Rule #1: Add Value. Your presence in their social media feed is a gift from your followers. Show some gratitude by making your posts something they give a shit about.
Rule #2: Be Human. Like speaking to people in person, no one wants to be sold to. They want to feel like there’s a real person n the other end that has warmth, a sense of humor and, above all else, isn’t so damn focused on themselves.
Rule #3: Know Your Audience. You’re not on social media to reach every warm body, let alone try to please them. Stick to where your target audience is, and speak to them in the way they wish to communicate.
You know who does a kick-ass job of following all three? I don’t know their name, but I don’t have to. To me, they’re name is simply “that fiery Wendy’s social media manager”. Now I know that this is my second mention of fast-food at a quicker cadence than my rate of actually eating the stuff, but they’re making themselves such an easy target. Check out this video.
Now I understand, their approach isn’t exactly perfect for all businesses, but that’s what makes this so great. They know their audience, they stay on brand, they ignite conversation and the tweets are priceless. I don’t even eat at Wendy’s and I follow them.
So how can a law firm or nonprofit get the same kind of following without taking things too far? Simple:
Understand the social media savvy and culture of your followers. Post content that speaks directly to them.
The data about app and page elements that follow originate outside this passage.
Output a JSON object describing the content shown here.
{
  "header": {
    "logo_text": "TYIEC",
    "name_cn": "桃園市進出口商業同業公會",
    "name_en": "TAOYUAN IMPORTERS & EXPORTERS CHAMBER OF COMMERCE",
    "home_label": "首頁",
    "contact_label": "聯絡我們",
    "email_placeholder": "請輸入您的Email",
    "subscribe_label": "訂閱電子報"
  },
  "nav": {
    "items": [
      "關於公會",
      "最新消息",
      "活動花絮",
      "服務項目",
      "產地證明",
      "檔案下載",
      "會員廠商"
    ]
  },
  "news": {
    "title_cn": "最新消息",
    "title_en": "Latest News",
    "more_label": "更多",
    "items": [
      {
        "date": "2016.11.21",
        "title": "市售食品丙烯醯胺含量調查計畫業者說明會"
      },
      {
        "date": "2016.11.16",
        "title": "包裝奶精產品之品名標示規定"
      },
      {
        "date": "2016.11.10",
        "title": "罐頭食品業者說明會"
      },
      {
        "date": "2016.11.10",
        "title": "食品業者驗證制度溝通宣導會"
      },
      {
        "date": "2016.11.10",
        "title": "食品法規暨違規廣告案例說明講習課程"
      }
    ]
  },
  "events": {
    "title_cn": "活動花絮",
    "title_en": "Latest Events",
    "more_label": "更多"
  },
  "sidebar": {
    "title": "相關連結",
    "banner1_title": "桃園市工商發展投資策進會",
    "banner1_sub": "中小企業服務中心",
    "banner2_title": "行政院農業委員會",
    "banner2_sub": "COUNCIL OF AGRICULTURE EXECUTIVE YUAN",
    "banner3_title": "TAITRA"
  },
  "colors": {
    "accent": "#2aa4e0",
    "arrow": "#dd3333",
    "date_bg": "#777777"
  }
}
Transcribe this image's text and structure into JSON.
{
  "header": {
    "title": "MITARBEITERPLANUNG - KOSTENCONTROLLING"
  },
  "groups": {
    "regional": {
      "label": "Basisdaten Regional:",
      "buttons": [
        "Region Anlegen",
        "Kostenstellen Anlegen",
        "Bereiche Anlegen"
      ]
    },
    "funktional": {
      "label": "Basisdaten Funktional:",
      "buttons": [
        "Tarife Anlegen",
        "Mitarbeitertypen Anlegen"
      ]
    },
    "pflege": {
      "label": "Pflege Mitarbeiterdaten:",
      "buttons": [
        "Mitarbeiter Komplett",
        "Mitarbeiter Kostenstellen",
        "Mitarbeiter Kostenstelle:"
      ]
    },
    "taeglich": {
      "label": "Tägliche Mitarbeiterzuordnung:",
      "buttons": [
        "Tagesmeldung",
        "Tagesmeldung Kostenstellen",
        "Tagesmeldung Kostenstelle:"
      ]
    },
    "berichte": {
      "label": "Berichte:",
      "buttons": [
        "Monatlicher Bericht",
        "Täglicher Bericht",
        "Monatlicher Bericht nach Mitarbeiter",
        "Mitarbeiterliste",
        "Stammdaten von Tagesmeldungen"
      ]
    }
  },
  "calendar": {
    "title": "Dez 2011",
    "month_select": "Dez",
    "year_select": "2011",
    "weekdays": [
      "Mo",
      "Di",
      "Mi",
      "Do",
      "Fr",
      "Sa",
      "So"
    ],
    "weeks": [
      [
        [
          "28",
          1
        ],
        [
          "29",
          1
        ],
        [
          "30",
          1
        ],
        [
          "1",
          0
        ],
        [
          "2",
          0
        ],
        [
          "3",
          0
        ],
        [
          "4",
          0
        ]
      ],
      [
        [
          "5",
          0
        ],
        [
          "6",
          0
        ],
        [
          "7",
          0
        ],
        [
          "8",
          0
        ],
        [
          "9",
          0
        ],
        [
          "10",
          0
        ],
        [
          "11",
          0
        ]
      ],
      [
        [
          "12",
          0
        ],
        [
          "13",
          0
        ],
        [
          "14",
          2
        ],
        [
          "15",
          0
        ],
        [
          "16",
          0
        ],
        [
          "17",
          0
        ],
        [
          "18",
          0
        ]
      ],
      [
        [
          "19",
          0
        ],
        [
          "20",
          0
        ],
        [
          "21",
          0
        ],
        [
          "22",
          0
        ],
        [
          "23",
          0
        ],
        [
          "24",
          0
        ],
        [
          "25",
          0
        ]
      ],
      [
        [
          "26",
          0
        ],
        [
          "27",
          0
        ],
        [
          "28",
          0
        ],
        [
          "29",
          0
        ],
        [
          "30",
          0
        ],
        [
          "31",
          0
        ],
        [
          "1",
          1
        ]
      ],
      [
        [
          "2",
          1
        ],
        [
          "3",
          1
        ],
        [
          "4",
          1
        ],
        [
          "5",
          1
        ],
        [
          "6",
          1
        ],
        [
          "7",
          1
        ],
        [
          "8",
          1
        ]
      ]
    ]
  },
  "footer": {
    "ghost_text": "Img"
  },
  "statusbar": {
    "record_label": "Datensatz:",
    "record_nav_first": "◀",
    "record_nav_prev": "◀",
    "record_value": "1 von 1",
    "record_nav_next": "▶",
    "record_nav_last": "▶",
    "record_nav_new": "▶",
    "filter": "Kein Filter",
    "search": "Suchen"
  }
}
In the process, you’ll realize that there is a voice that comes from your brand that resonates with your followers. Is it funny? It it dry and informational? For your sake, I certainly hope it’s not the latter.
Talk about the things people care about. Maybe it’s not even your core offering. All too often social media managers get stuck in this one-way conversation that relies on case studies, press releases and other things that the company cares far more about than the audience. A social media account that talks too much about itself ultimately ends up only talking to itself.
Don’t ignore those that speak of your company – good or bad. Spark a conversation, because the gold is where the dialogue is. We’ve done social media campaigns for an incredible range of clients and industries, and have found that there always lies a conversation – it’s all in how you present the company and what it offers. Do you think that people would be so actively talking about burgers? Nope, but Wendy’s did it.
Stand your ground, but don’t be a dick. Every brand should stand for something; make that clear in the personality you present on social media. Not all of us can take things as far as a fast food brand, but we can show how much we care about the charities we support, or the people that do their best to make our companies what they are.
As I usually expect, there are things I’ve missed or things someone may think are downright wrong. Let me hear them – you won’t hurt my feelings one bit.